* [Recorded data]

=== Section Start ===

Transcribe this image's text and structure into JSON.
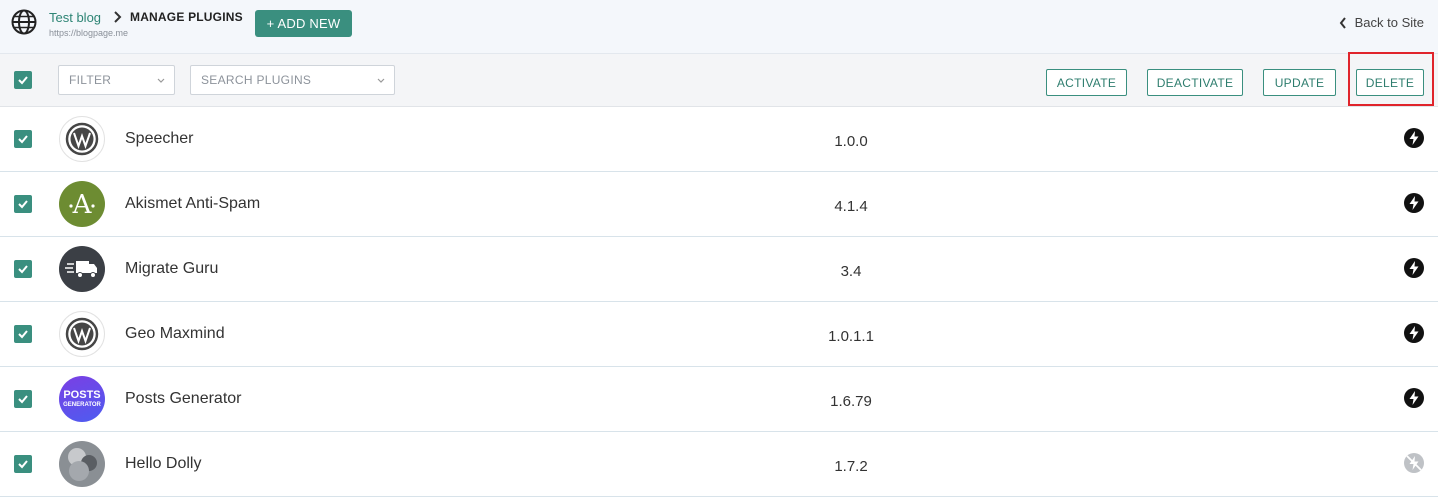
{
  "header": {
    "site_name": "Test blog",
    "site_url": "https://blogpage.me",
    "page_title": "MANAGE PLUGINS",
    "add_new_label": "+ ADD NEW",
    "back_label": "Back to Site"
  },
  "toolbar": {
    "filter_placeholder": "FILTER",
    "search_placeholder": "SEARCH PLUGINS",
    "activate_label": "ACTIVATE",
    "deactivate_label": "DEACTIVATE",
    "update_label": "UPDATE",
    "delete_label": "DELETE"
  },
  "plugins": [
    {
      "name": "Speecher",
      "version": "1.0.0",
      "logo": "wordpress-logo",
      "active": true,
      "checked": true
    },
    {
      "name": "Akismet Anti-Spam",
      "version": "4.1.4",
      "logo": "akismet-logo",
      "active": true,
      "checked": true
    },
    {
      "name": "Migrate Guru",
      "version": "3.4",
      "logo": "migrate-guru-logo",
      "active": true,
      "checked": true
    },
    {
      "name": "Geo Maxmind",
      "version": "1.0.1.1",
      "logo": "wordpress-logo",
      "active": true,
      "checked": true
    },
    {
      "name": "Posts Generator",
      "version": "1.6.79",
      "logo": "posts-generator-logo",
      "logo_text": [
        "POSTS",
        "GENERATOR"
      ],
      "active": true,
      "checked": true
    },
    {
      "name": "Hello Dolly",
      "version": "1.7.2",
      "logo": "hello-dolly-logo",
      "active": false,
      "checked": true
    }
  ],
  "colors": {
    "accent": "#3a8f7f",
    "highlight": "#e0242b"
  }
}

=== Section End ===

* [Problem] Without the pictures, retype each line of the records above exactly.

* [Output for this task]
Transcribe this image's text and structure into JSON.
{
  "header": {
    "site_name": "Test blog",
    "site_url": "https://blogpage.me",
    "page_title": "MANAGE PLUGINS",
    "add_new_label": "+ ADD NEW",
    "back_label": "Back to Site"
  },
  "toolbar": {
    "filter_placeholder": "FILTER",
    "search_placeholder": "SEARCH PLUGINS",
    "activate_label": "ACTIVATE",
    "deactivate_label": "DEACTIVATE",
    "update_label": "UPDATE",
    "delete_label": "DELETE"
  },
  "plugins": [
    {
      "name": "Speecher",
      "version": "1.0.0",
      "logo": "wordpress-logo",
      "active": true,
      "checked": true
    },
    {
      "name": "Akismet Anti-Spam",
      "version": "4.1.4",
      "logo": "akismet-logo",
      "active": true,
      "checked": true
    },
    {
      "name": "Migrate Guru",
      "version": "3.4",
      "logo": "migrate-guru-logo",
      "active": true,
      "checked": true
    },
    {
      "name": "Geo Maxmind",
      "version": "1.0.1.1",
      "logo": "wordpress-logo",
      "active": true,
      "checked": true
    },
    {
      "name": "Posts Generator",
      "version": "1.6.79",
      "logo": "posts-generator-logo",
      "logo_text": [
        "POSTS",
        "GENERATOR"
      ],
      "active": true,
      "checked": true
    },
    {
      "name": "Hello Dolly",
      "version": "1.7.2",
      "logo": "hello-dolly-logo",
      "active": false,
      "checked": true
    }
  ],
  "colors": {
    "accent": "#3a8f7f",
    "highlight": "#e0242b"
  }
}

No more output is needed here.